▶ [TASK TO CARRY OUT]: Line by line, retype the material with nothing left out.

▶ [DATA PROVIDED]:
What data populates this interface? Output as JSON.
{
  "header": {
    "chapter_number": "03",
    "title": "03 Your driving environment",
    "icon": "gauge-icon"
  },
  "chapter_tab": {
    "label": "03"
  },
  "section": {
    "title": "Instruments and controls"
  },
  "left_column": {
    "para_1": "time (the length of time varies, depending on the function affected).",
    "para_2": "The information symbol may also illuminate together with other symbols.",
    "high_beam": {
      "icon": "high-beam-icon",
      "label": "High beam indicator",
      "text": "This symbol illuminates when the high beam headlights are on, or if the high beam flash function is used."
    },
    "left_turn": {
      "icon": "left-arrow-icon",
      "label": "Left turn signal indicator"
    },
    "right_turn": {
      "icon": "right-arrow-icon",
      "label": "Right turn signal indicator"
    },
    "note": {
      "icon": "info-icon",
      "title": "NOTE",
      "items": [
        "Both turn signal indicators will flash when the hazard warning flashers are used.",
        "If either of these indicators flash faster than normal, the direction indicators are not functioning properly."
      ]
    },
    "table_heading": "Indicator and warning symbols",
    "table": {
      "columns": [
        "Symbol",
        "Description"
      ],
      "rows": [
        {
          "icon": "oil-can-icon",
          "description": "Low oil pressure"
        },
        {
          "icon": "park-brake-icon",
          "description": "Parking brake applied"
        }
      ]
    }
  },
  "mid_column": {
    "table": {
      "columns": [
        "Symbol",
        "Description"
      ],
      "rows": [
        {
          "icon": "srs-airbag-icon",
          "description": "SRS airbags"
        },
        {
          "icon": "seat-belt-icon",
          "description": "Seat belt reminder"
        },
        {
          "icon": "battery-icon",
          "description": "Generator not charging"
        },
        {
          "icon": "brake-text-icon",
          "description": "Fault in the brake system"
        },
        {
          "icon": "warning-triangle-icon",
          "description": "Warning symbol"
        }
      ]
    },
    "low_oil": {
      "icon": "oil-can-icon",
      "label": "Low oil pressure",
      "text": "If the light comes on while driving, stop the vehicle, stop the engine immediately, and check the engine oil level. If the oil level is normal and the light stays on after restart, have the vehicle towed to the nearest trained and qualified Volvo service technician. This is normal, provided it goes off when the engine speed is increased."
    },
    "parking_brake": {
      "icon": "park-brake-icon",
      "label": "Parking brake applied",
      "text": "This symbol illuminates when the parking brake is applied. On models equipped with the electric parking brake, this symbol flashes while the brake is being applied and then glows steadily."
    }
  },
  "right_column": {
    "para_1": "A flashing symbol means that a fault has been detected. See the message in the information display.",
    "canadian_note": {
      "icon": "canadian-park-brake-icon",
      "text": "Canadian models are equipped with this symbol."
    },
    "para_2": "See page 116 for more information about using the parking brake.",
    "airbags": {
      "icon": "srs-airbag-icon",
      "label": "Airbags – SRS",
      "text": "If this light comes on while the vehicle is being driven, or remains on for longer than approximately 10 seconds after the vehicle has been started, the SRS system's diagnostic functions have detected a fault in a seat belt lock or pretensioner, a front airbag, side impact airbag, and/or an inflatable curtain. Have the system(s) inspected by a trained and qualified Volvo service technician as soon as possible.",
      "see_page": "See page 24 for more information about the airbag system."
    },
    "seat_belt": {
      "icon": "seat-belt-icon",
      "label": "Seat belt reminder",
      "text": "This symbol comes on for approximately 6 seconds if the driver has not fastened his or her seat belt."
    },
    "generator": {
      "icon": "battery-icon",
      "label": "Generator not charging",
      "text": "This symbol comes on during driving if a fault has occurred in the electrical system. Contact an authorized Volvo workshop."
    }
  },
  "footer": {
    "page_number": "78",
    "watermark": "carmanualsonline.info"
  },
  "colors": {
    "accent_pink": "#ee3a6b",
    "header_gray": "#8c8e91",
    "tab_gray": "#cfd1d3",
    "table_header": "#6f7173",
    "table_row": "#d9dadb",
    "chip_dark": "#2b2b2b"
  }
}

▶ [ANSWER BELOW]:
What data populates this interface? Output as JSON.
{
  "header": {
    "chapter_number": "03",
    "title": "03 Your driving environment",
    "icon": "gauge-icon"
  },
  "chapter_tab": {
    "label": "03"
  },
  "section": {
    "title": "Instruments and controls"
  },
  "left_column": {
    "para_1": "time (the length of time varies, depending on the function affected).",
    "para_2": "The information symbol may also illuminate together with other symbols.",
    "high_beam": {
      "icon": "high-beam-icon",
      "label": "High beam indicator",
      "text": "This symbol illuminates when the high beam headlights are on, or if the high beam flash function is used."
    },
    "left_turn": {
      "icon": "left-arrow-icon",
      "label": "Left turn signal indicator"
    },
    "right_turn": {
      "icon": "right-arrow-icon",
      "label": "Right turn signal indicator"
    },
    "note": {
      "icon": "info-icon",
      "title": "NOTE",
      "items": [
        "Both turn signal indicators will flash when the hazard warning flashers are used.",
        "If either of these indicators flash faster than normal, the direction indicators are not functioning properly."
      ]
    },
    "table_heading": "Indicator and warning symbols",
    "table": {
      "columns": [
        "Symbol",
        "Description"
      ],
      "rows": [
        {
          "icon": "oil-can-icon",
          "description": "Low oil pressure"
        },
        {
          "icon": "park-brake-icon",
          "description": "Parking brake applied"
        }
      ]
    }
  },
  "mid_column": {
    "table": {
      "columns": [
        "Symbol",
        "Description"
      ],
      "rows": [
        {
          "icon": "srs-airbag-icon",
          "description": "SRS airbags"
        },
        {
          "icon": "seat-belt-icon",
          "description": "Seat belt reminder"
        },
        {
          "icon": "battery-icon",
          "description": "Generator not charging"
        },
        {
          "icon": "brake-text-icon",
          "description": "Fault in the brake system"
        },
        {
          "icon": "warning-triangle-icon",
          "description": "Warning symbol"
        }
      ]
    },
    "low_oil": {
      "icon": "oil-can-icon",
      "label": "Low oil pressure",
      "text": "If the light comes on while driving, stop the vehicle, stop the engine immediately, and check the engine oil level. If the oil level is normal and the light stays on after restart, have the vehicle towed to the nearest trained and qualified Volvo service technician. This is normal, provided it goes off when the engine speed is increased."
    },
    "parking_brake": {
      "icon": "park-brake-icon",
      "label": "Parking brake applied",
      "text": "This symbol illuminates when the parking brake is applied. On models equipped with the electric parking brake, this symbol flashes while the brake is being applied and then glows steadily."
    }
  },
  "right_column": {
    "para_1": "A flashing symbol means that a fault has been detected. See the message in the information display.",
    "canadian_note": {
      "icon": "canadian-park-brake-icon",
      "text": "Canadian models are equipped with this symbol."
    },
    "para_2": "See page 116 for more information about using the parking brake.",
    "airbags": {
      "icon": "srs-airbag-icon",
      "label": "Airbags – SRS",
      "text": "If this light comes on while the vehicle is being driven, or remains on for longer than approximately 10 seconds after the vehicle has been started, the SRS system's diagnostic functions have detected a fault in a seat belt lock or pretensioner, a front airbag, side impact airbag, and/or an inflatable curtain. Have the system(s) inspected by a trained and qualified Volvo service technician as soon as possible.",
      "see_page": "See page 24 for more information about the airbag system."
    },
    "seat_belt": {
      "icon": "seat-belt-icon",
      "label": "Seat belt reminder",
      "text": "This symbol comes on for approximately 6 seconds if the driver has not fastened his or her seat belt."
    },
    "generator": {
      "icon": "battery-icon",
      "label": "Generator not charging",
      "text": "This symbol comes on during driving if a fault has occurred in the electrical system. Contact an authorized Volvo workshop."
    }
  },
  "footer": {
    "page_number": "78",
    "watermark": "carmanualsonline.info"
  },
  "colors": {
    "accent_pink": "#ee3a6b",
    "header_gray": "#8c8e91",
    "tab_gray": "#cfd1d3",
    "table_header": "#6f7173",
    "table_row": "#d9dadb",
    "chip_dark": "#2b2b2b"
  }
}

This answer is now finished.